During a joint press briefing, Presidents Uhuru Kenyatta and Barack Obama said the global nature of terrorism requires a joint approach.
Obama said the US is working at increasing financial assistance to Kenya in eradicating al Shabaab from Somalia.
He said the renewed approaches will earn the partnership more progress in the war.
“We have systematically reduced the territories al Shabaab control within Somalia and weakened their networks in EA. Also we have to collaborate on intelligence sharing in dealing with the terrorism threat,” Obama said.
Responding to a question from the press, the US President however cautioned that the war on terrorism and violent extremism should not be used to violate human rights.
“We will ensure the approach we use to tackle potential terrorism threats does not become a problem in itself. If you paint any community with too broad a brush, you can increase risk of al Shabaab recruits,” he said.
Obama said the police force and judiciary need strengthening to have the upper hand in dealing with terrorism.
Uhuru echoed Obama’s sentiments saying Kenya is happy with the combined effort in the war on terror, but called for added cooperation.
“We are happy to partner with US to fight terrorism.
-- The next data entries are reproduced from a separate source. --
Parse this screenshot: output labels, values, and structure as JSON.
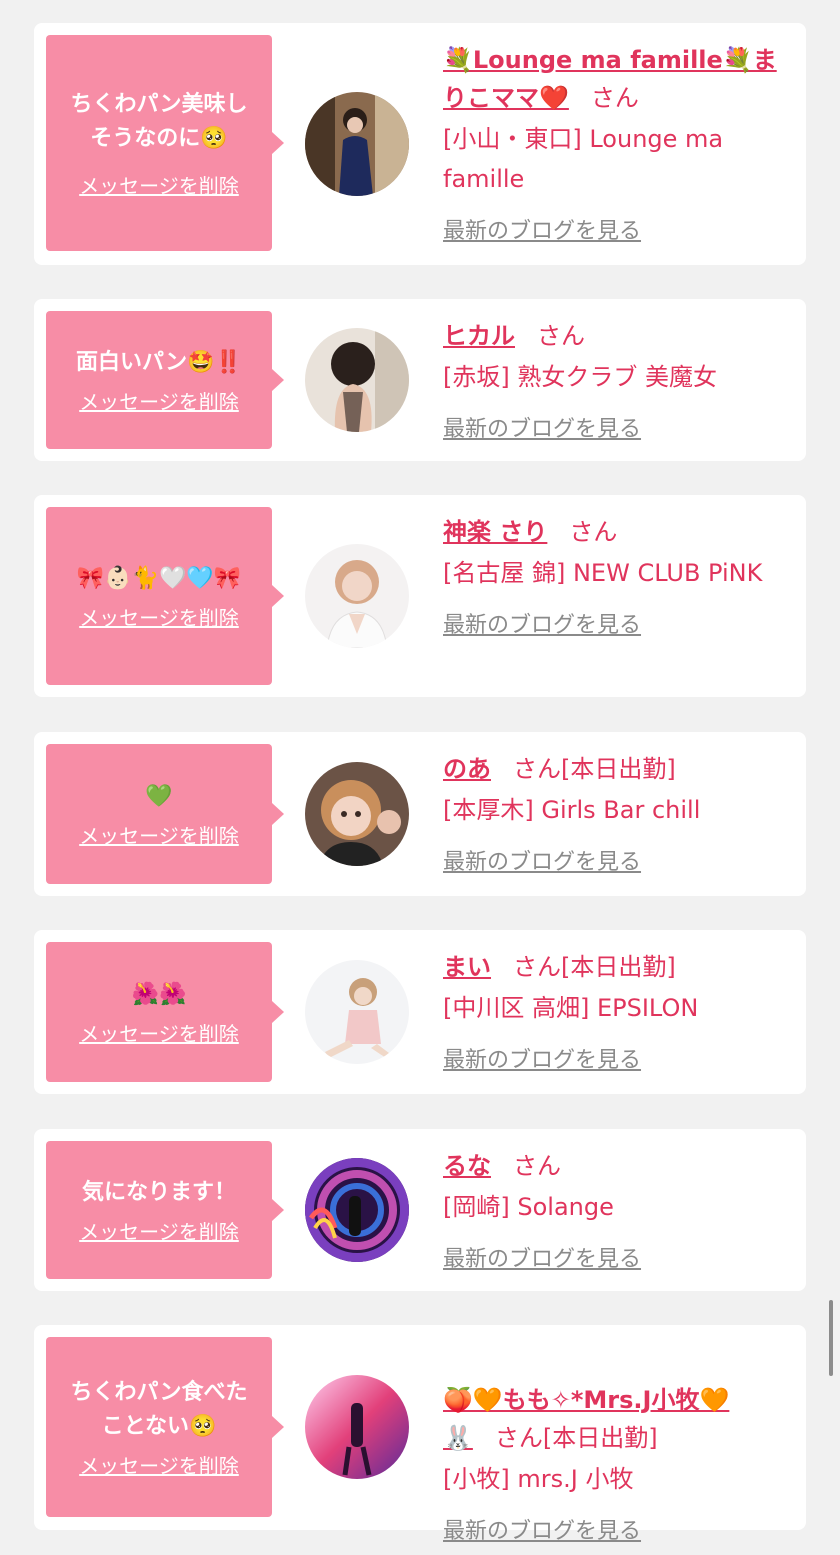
{
  "theme": {
    "accent": "#e0345c",
    "bubble": "#f78da6",
    "muted": "#8a8a8a",
    "background": "#f1f1f1"
  },
  "cards": [
    {
      "message": "ちくわパン美味し\nそうなのに🥺",
      "delete_label": "メッセージを削除",
      "name": "💐Lounge ma famille💐まりこママ❤️",
      "san": "さん",
      "status": "",
      "shop": "[小山・東口] Lounge ma famille",
      "blog_label": "最新のブログを見る",
      "avatar_icon": "woman-kimono-photo"
    },
    {
      "message": "面白いパン🤩‼️",
      "delete_label": "メッセージを削除",
      "name": "ヒカル",
      "san": "さん",
      "status": "",
      "shop": "[赤坂] 熟女クラブ 美魔女",
      "blog_label": "最新のブログを見る",
      "avatar_icon": "woman-back-photo"
    },
    {
      "message": "🎀👶🏻🐈🤍🩵🎀",
      "delete_label": "メッセージを削除",
      "name": "神楽 さり",
      "san": "さん",
      "status": "",
      "shop": "[名古屋 錦] NEW CLUB PiNK",
      "blog_label": "最新のブログを見る",
      "avatar_icon": "woman-portrait-photo"
    },
    {
      "message": "💚",
      "delete_label": "メッセージを削除",
      "name": "のあ",
      "san": "さん",
      "status": "[本日出勤]",
      "shop": "[本厚木] Girls Bar chill",
      "blog_label": "最新のブログを見る",
      "avatar_icon": "woman-selfie-photo"
    },
    {
      "message": "🌺🌺",
      "delete_label": "メッセージを削除",
      "name": "まい",
      "san": "さん",
      "status": "[本日出勤]",
      "shop": "[中川区 高畑] EPSILON",
      "blog_label": "最新のブログを見る",
      "avatar_icon": "woman-sitting-photo"
    },
    {
      "message": "気になります！",
      "delete_label": "メッセージを削除",
      "name": "るな",
      "san": "さん",
      "status": "",
      "shop": "[岡崎] Solange",
      "blog_label": "最新のブログを見る",
      "avatar_icon": "light-tunnel-photo"
    },
    {
      "message": "ちくわパン食べた\nことない🥺",
      "delete_label": "メッセージを削除",
      "name": "🍑🧡もも✧*Mrs.J小牧🧡\n🐰",
      "san": "さん",
      "status": "[本日出勤]",
      "shop": "[小牧] mrs.J 小牧",
      "blog_label": "最新のブログを見る",
      "avatar_icon": "woman-neon-photo"
    }
  ]
}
So far we are satisfied with the relationship,” he said.
“The battle we are fighting is not a Kenyan war, we are just at the forefront,” Uhuru said, adding that part of the war on terror will involve strengthening the Somali federal government.
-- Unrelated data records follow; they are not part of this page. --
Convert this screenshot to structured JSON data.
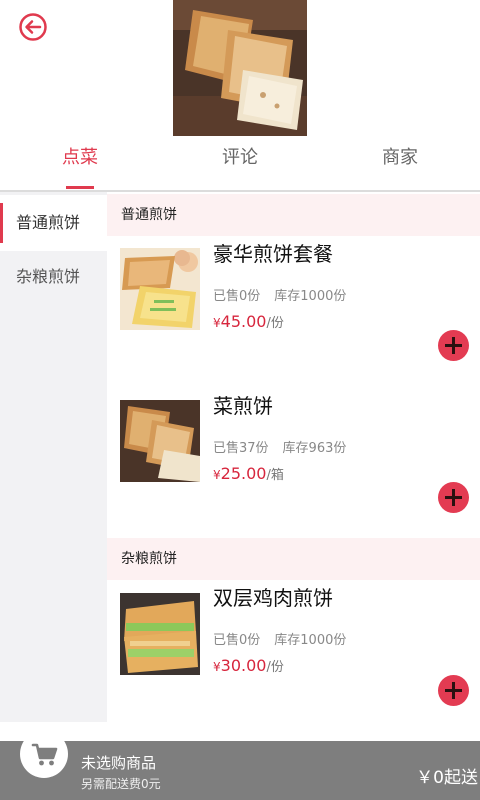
{
  "tabs": [
    {
      "label": "点菜",
      "active": true
    },
    {
      "label": "评论",
      "active": false
    },
    {
      "label": "商家",
      "active": false
    }
  ],
  "sidebar": {
    "items": [
      {
        "label": "普通煎饼",
        "active": true
      },
      {
        "label": "杂粮煎饼",
        "active": false
      }
    ]
  },
  "sections": [
    {
      "title": "普通煎饼",
      "products": [
        {
          "name": "豪华煎饼套餐",
          "sold": "已售0份",
          "stock": "库存1000份",
          "currency": "¥",
          "price": "45.00",
          "unit": "/份"
        },
        {
          "name": "菜煎饼",
          "sold": "已售37份",
          "stock": "库存963份",
          "currency": "¥",
          "price": "25.00",
          "unit": "/箱"
        }
      ]
    },
    {
      "title": "杂粮煎饼",
      "products": [
        {
          "name": "双层鸡肉煎饼",
          "sold": "已售0份",
          "stock": "库存1000份",
          "currency": "¥",
          "price": "30.00",
          "unit": "/份"
        }
      ]
    }
  ],
  "cart": {
    "title": "未选购商品",
    "delivery_note": "另需配送费0元",
    "min_order": "￥0起送"
  },
  "colors": {
    "accent": "#e03a4e",
    "price": "#d7263d",
    "add_button": "#e33b52",
    "cart_bar": "#7e7e7e"
  },
  "icons": [
    "back-arrow-icon",
    "add-icon",
    "cart-icon"
  ]
}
He noted that the recent reopening of Westgate shopping mall in Westlands, Nairobi, was aa testament to Kenya’s resolve in fighting terror.
On September 21, 2013, al Shabaab militia opened fire and hurled grenades at patrons in the mall killing 67 and maiming several others.